And, mark my words, I do not even claim Historical Objectivity in making my case. I am going to suggest that the Rise of the West Was Sheer Dumb Luck out of sheer Sour Grapes: (1) The game of life is crooked, whether for the single human organism or for human aggregates like classes (which once existed a very great deal but do not exist quite so much any more), genders (which have always existed and still exist), races (which barely exist at all though their importance exists enormously more than the things themselves), nations (which started existing a quite short time ago and should exist for a while yet since the worst-put-together nations posit vested interests in the continued existence of nations merely because they haven't got in their licks as of yet), or the homo sapiens sapiens species as a whole (which having spent 45 years on the very edge of nonexistence may yet prove to have been better off that way, as in the statistical sense its well-being seems to have peaked out sometime around the year 1400, says Braudel, and is not going to get any better). (2) Nobody is any better than anybody else, though a few may be worse (which is not what Tom Jefferson meant by "all citizens of the male gender are created equal"). (3) I suspect that there are situations wherein historical objectivity is at best superfluous for the purpose of arrival at objective history (Do you get what I mean?).

Daniel A. Foss
State University of New York at Stony Brook

Friday, December 1, 2006

Rubin Museum of Art Growing its Collection

Rubin Museum of Art (RMA) Displays the Strength of its Growing Collection through Concurrent Exhibitions

RMA celebrates the increasing strength and depth of its quickly growing collection through the presentation of two new exhibitions, Mongolia: Beyond Chinggis Khan (November 3, 2006 – April 16, 2007) and Building the Collection: Acquisitions 2005 – 2006 (October 13, 2006 – February 9, 2007). Two years since joining the cultural landscape of New York, RMA continues to expand upon its mission by collecting works across the broad expanse of geography and time, religions and cultures, which compose the story of the Himalayas and surrounding regions. The works of art on view have been selected because they enrich the story of Himalayan art in unique and meaningful ways.
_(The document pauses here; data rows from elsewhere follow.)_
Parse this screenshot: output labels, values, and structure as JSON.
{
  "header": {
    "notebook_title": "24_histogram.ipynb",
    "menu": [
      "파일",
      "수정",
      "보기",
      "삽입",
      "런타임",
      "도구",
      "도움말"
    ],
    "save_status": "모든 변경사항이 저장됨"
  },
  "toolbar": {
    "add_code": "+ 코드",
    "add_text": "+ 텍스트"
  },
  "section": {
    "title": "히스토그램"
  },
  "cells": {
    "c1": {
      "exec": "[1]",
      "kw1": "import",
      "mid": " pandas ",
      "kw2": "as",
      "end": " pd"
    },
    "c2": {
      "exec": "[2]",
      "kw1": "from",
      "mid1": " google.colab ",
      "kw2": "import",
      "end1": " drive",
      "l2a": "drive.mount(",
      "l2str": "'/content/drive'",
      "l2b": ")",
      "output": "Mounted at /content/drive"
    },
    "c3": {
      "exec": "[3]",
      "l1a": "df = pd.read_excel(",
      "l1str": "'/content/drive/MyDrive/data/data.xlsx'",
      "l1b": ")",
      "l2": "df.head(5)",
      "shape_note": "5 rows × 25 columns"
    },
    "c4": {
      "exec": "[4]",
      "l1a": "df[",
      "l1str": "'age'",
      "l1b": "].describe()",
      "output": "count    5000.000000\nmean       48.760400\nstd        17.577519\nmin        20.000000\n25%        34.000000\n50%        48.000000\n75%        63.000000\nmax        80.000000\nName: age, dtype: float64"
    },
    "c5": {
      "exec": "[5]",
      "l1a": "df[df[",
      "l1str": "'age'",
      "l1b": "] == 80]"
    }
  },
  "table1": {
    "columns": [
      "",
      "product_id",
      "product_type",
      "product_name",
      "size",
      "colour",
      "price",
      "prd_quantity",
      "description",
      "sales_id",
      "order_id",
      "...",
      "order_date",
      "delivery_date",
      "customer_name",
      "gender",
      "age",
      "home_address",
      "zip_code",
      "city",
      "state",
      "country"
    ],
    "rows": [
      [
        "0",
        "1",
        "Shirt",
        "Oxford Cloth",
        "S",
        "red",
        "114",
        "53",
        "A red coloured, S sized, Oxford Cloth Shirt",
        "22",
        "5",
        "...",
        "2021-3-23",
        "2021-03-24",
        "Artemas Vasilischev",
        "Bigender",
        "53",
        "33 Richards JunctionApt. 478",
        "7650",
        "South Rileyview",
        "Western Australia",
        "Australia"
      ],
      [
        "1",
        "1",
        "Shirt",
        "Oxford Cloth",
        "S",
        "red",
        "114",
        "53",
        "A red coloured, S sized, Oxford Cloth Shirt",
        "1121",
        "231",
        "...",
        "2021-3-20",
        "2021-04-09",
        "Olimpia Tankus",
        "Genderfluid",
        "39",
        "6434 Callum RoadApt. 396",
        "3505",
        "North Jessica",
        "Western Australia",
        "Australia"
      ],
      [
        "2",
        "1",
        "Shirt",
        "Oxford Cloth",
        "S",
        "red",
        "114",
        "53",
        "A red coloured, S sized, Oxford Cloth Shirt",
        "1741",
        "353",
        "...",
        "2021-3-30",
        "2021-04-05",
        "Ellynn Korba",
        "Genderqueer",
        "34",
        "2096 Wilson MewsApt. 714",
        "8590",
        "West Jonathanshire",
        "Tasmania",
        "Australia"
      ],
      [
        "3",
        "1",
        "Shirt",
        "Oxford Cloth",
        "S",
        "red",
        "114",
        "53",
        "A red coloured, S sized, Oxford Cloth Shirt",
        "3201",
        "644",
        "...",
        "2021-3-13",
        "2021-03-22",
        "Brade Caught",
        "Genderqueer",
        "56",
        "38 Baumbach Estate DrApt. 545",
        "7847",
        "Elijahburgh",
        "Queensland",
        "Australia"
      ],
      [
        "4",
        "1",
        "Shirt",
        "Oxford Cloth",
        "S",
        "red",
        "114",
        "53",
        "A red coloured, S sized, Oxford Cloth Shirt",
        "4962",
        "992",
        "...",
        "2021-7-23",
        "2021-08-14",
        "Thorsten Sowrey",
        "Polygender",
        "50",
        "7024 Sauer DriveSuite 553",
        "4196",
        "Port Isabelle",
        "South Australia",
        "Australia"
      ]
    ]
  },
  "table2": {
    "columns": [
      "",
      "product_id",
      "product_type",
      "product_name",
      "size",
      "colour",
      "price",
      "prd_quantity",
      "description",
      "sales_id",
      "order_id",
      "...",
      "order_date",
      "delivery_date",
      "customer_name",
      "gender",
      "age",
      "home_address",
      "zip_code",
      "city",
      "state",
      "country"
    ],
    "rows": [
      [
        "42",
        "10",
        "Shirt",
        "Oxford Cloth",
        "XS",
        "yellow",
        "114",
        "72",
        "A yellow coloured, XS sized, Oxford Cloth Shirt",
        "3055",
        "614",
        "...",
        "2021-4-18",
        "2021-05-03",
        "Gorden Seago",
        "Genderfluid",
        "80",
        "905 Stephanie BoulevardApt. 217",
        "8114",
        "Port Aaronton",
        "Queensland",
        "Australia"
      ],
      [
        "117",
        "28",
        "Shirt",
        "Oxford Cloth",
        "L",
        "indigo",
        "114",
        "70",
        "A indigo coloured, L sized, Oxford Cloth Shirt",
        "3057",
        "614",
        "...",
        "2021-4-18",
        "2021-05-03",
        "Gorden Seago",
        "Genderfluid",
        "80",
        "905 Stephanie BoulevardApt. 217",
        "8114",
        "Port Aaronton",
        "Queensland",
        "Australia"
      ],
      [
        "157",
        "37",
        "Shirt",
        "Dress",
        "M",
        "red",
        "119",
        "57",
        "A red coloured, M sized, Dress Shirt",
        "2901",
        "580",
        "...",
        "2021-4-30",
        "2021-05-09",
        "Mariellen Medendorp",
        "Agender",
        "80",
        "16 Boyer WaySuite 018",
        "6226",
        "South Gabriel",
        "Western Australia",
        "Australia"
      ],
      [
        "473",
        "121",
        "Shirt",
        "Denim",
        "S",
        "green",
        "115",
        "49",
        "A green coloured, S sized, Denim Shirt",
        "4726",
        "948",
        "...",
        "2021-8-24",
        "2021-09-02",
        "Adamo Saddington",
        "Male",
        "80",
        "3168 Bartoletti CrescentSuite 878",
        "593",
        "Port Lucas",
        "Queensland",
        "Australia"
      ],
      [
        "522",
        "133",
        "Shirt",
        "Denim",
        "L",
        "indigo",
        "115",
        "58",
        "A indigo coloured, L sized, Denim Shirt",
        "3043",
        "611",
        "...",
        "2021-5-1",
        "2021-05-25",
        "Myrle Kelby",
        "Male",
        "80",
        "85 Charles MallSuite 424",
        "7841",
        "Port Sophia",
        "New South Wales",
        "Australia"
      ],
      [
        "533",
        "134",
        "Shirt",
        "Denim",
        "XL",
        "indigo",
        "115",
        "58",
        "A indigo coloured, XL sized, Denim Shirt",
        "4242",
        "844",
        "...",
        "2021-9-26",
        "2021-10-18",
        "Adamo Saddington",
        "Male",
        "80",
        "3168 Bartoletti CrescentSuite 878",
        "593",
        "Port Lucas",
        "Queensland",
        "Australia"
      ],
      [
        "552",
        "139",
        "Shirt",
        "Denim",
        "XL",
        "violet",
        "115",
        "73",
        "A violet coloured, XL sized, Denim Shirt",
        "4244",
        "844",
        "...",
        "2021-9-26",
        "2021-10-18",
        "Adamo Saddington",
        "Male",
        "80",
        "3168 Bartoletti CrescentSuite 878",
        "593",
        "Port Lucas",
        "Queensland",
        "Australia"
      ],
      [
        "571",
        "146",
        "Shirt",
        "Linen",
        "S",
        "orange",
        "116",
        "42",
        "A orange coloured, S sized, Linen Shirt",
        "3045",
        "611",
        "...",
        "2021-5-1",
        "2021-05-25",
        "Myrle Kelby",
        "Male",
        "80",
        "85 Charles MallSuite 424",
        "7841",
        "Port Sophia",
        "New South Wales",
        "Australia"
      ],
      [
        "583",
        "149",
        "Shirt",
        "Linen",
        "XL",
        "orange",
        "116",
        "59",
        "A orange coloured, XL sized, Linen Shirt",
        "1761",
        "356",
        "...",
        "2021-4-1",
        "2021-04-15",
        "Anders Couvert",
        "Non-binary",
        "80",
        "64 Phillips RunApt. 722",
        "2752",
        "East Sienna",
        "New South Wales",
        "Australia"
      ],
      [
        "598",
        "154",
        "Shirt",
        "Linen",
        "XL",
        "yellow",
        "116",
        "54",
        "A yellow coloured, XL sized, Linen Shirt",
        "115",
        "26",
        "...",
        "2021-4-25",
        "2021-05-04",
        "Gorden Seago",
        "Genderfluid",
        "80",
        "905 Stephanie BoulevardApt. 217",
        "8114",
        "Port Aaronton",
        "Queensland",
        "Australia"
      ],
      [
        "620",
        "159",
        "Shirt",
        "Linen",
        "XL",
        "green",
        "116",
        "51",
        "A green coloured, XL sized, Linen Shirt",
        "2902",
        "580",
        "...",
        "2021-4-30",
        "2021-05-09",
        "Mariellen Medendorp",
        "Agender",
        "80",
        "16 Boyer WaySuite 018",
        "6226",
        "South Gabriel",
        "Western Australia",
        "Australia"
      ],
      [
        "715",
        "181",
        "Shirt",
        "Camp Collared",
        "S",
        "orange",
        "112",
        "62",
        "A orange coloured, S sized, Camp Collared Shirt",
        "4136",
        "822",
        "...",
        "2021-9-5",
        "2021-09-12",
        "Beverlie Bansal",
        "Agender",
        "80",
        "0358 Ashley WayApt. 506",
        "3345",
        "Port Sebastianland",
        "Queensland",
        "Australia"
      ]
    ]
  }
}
Mongolia: Beyond Chinggis Khan draws specifically upon RMA’s strong collection of Mongolian art to present a view into the stunning variety of ritual masks, paintings, sculptures, and other objects created over its 800 year history. Artistic influence was absorbed into the country, particularly from Tibet and China, and radiated outwards in a continual exchange of ideas and styles. Generously interspersed throughout the exhibition are contemporary photographs of Mongolian landscape, life, and people by artists Builder Levy and Elaine Ling. The photographs add present-day nuance and a vivid sense of place to the works of art on view. They weave an additional layer into the exhibition by couching the works of art in the perspective of outside observers.